The speech reflected Biden’s preparations for intense midterm campaigning built around hammering Republicans, as he tries to save Democrats in the House and Senate and also to tee up a reelection campaign that for now is expected to be announced by next spring.

With his approval rating as bad as the low 30s in some polls and nearly every Democratic strategist warning that the political environment is dire – and many in the party still complaining that the White House’s political operation lacks enough planning or urgency – the President is short on other options. But advisers and others who’ve spoken directly with him tell CNN the polarized country gives him a chance to make a more effective contrast than in any prior midterm cycle, boosted by the material they’re counting on from expected primary wins by Trump loyalists and other far-right candidates in May and June – as well as the anticipated Republican opposition to Biden’s last attempt at a domestic policy push in the congressional reconciliation process underway.

While Biden’s midterm message is expected to focus heavily on the economy, he attempted to draw the same contrast between Democrats and Republicans on abortion rights in response to a reporter’s question on Wednesday.

After being asked about the draft opinion from the Supreme Court that would overturn Roe v. Wade and would be the most consequential abortion decision in decades, Biden said that if the final opinion was issued along the lines of the leaked draft, it would imply nobody has rights unless granted by the federal government.

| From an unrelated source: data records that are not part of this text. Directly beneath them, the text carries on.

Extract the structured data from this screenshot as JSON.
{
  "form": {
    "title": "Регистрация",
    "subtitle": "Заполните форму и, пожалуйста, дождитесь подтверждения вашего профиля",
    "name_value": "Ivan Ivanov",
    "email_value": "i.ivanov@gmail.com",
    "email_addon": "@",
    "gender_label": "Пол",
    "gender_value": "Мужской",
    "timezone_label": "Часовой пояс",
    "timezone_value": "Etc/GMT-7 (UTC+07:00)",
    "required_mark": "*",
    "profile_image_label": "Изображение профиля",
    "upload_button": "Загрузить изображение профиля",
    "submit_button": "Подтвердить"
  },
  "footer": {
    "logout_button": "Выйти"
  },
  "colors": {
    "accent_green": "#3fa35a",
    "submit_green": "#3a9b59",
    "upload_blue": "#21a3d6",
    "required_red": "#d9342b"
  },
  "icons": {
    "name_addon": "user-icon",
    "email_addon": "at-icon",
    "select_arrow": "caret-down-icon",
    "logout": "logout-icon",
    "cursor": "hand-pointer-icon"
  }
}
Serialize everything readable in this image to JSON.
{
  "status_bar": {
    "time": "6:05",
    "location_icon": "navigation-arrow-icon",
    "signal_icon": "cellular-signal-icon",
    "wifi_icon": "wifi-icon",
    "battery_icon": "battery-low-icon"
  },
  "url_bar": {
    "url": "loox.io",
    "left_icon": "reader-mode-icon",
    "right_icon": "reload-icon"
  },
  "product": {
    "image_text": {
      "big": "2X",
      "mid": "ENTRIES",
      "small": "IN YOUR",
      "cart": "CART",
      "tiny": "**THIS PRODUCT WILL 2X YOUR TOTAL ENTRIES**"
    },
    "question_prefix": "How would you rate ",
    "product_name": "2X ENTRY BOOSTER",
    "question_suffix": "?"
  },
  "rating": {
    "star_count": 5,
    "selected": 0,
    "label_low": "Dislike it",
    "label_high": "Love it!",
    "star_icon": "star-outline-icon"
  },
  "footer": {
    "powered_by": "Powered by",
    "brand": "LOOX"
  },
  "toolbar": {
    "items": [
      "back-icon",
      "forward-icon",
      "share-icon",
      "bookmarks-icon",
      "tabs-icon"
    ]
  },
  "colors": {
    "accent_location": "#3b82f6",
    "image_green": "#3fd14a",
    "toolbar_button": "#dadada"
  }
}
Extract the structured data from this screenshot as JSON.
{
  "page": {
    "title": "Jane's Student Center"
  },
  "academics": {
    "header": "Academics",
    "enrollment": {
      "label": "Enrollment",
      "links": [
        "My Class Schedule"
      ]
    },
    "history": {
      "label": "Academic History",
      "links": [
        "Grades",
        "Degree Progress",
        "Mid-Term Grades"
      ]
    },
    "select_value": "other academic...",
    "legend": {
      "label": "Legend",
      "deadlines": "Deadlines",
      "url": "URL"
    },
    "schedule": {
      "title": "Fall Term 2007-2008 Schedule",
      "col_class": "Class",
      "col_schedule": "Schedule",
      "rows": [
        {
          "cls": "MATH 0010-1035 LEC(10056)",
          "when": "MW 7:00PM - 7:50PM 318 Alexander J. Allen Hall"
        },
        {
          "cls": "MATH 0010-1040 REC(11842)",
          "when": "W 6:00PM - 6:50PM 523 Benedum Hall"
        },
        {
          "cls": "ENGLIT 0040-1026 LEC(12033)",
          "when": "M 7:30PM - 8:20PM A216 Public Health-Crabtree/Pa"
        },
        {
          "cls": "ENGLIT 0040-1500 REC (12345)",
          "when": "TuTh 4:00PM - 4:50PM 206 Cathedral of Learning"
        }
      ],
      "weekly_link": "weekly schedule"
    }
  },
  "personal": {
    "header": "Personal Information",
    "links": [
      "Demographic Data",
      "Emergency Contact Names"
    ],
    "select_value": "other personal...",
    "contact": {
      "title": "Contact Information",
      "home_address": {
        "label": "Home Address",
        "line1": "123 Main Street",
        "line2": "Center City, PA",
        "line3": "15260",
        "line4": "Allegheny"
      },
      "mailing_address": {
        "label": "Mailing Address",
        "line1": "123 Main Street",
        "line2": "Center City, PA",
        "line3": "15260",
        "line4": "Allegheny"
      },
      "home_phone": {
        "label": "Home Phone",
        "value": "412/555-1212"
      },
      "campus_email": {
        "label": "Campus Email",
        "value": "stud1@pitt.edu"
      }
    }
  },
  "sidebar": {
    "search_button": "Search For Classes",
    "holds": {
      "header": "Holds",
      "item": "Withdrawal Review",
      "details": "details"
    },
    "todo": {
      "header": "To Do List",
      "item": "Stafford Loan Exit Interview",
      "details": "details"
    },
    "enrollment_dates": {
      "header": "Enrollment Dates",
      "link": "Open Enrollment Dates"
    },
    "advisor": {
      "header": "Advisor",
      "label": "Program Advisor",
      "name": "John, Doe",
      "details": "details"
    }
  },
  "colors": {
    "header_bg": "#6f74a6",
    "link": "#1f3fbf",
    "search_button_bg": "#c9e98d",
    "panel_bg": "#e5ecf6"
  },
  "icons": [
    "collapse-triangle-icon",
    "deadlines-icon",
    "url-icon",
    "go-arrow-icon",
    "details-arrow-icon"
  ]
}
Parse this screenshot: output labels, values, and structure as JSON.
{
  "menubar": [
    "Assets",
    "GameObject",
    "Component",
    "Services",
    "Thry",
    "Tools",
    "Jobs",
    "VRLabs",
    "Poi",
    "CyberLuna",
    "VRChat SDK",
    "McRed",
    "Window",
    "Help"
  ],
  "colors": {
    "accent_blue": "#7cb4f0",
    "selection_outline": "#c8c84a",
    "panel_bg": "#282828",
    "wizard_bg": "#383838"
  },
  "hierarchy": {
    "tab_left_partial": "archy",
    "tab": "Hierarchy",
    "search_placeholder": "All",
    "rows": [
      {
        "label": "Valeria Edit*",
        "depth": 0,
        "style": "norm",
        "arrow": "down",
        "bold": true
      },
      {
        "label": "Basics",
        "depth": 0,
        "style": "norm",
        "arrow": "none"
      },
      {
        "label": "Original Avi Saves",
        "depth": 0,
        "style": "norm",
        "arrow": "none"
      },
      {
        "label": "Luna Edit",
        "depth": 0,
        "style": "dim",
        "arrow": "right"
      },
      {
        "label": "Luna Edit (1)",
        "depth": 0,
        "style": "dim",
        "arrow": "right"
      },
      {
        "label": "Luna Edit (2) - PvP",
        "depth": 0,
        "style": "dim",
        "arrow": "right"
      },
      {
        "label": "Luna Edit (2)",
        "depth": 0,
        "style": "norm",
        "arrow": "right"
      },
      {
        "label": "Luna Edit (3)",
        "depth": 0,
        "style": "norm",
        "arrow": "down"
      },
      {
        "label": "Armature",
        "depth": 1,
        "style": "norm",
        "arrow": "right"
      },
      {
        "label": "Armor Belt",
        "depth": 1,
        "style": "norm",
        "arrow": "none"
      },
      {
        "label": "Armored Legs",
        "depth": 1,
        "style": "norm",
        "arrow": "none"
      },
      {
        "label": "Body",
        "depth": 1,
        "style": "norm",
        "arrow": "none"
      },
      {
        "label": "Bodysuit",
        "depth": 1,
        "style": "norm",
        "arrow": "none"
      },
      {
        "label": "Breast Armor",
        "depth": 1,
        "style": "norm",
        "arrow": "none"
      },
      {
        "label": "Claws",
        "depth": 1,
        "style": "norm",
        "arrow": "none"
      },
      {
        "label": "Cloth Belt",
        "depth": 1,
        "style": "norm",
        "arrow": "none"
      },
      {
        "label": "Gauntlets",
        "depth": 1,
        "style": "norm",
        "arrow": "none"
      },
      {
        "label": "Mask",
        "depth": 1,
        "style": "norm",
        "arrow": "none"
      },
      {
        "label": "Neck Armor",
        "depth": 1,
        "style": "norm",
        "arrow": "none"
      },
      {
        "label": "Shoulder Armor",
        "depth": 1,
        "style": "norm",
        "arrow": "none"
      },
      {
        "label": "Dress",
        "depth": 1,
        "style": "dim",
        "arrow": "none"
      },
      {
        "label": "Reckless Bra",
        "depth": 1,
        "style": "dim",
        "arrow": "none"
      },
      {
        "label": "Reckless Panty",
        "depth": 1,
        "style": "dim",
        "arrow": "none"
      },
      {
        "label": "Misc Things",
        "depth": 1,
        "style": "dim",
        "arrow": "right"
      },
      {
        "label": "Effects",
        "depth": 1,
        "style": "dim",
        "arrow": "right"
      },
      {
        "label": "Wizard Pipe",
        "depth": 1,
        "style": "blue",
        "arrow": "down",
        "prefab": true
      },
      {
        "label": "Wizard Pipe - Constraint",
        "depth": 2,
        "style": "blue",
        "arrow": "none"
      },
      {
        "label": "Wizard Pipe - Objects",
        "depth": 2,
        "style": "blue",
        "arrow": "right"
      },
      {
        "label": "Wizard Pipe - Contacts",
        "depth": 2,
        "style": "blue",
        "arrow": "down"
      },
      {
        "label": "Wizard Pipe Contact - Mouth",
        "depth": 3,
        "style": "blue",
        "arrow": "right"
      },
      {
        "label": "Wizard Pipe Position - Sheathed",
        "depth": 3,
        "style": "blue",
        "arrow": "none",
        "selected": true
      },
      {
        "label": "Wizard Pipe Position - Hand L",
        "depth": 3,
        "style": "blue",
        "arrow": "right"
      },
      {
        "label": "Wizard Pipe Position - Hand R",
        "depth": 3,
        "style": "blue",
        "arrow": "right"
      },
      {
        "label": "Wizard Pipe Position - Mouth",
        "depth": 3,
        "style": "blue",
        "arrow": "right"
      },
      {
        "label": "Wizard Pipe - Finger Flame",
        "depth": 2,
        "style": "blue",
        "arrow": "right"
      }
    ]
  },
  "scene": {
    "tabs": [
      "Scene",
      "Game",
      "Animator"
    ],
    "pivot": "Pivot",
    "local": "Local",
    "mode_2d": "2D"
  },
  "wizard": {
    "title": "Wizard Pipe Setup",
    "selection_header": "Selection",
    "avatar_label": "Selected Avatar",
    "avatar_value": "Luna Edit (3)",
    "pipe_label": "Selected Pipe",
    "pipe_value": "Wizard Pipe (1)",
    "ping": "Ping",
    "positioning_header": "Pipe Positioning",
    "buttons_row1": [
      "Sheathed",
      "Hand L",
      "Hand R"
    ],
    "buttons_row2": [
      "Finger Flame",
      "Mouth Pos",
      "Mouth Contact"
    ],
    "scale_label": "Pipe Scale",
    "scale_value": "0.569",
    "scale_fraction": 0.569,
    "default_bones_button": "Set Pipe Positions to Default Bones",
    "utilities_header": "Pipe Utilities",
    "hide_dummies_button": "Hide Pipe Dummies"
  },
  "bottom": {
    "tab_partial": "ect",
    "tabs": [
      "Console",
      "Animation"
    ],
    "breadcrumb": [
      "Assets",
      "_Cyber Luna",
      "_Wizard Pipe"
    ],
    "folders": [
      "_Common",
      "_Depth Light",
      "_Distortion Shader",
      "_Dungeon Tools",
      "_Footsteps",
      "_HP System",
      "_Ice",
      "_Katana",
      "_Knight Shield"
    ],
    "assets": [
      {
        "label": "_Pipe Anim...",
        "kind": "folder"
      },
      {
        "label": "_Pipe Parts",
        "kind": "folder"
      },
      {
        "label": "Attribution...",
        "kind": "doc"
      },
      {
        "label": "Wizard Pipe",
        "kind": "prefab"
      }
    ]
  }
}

“This is about a lot more than abortion,” the President said.

“What are the next things that are going to be attacked? Because this MAGA crowd is really the most extreme political organization that’s existed in American history, in recent American history,” he added.

For someone who spent much of his presidential campaign and first year in office frequently highlighting his decades of experience working with Republicans to pass legislation and refraining from attacking the GOP, Biden’s intensifying swipes at Republicans are notable.

“All kidding aside, this is a MAGA party now,” he said in speech less than two weeks ago. “These guys are a different breed of cat.”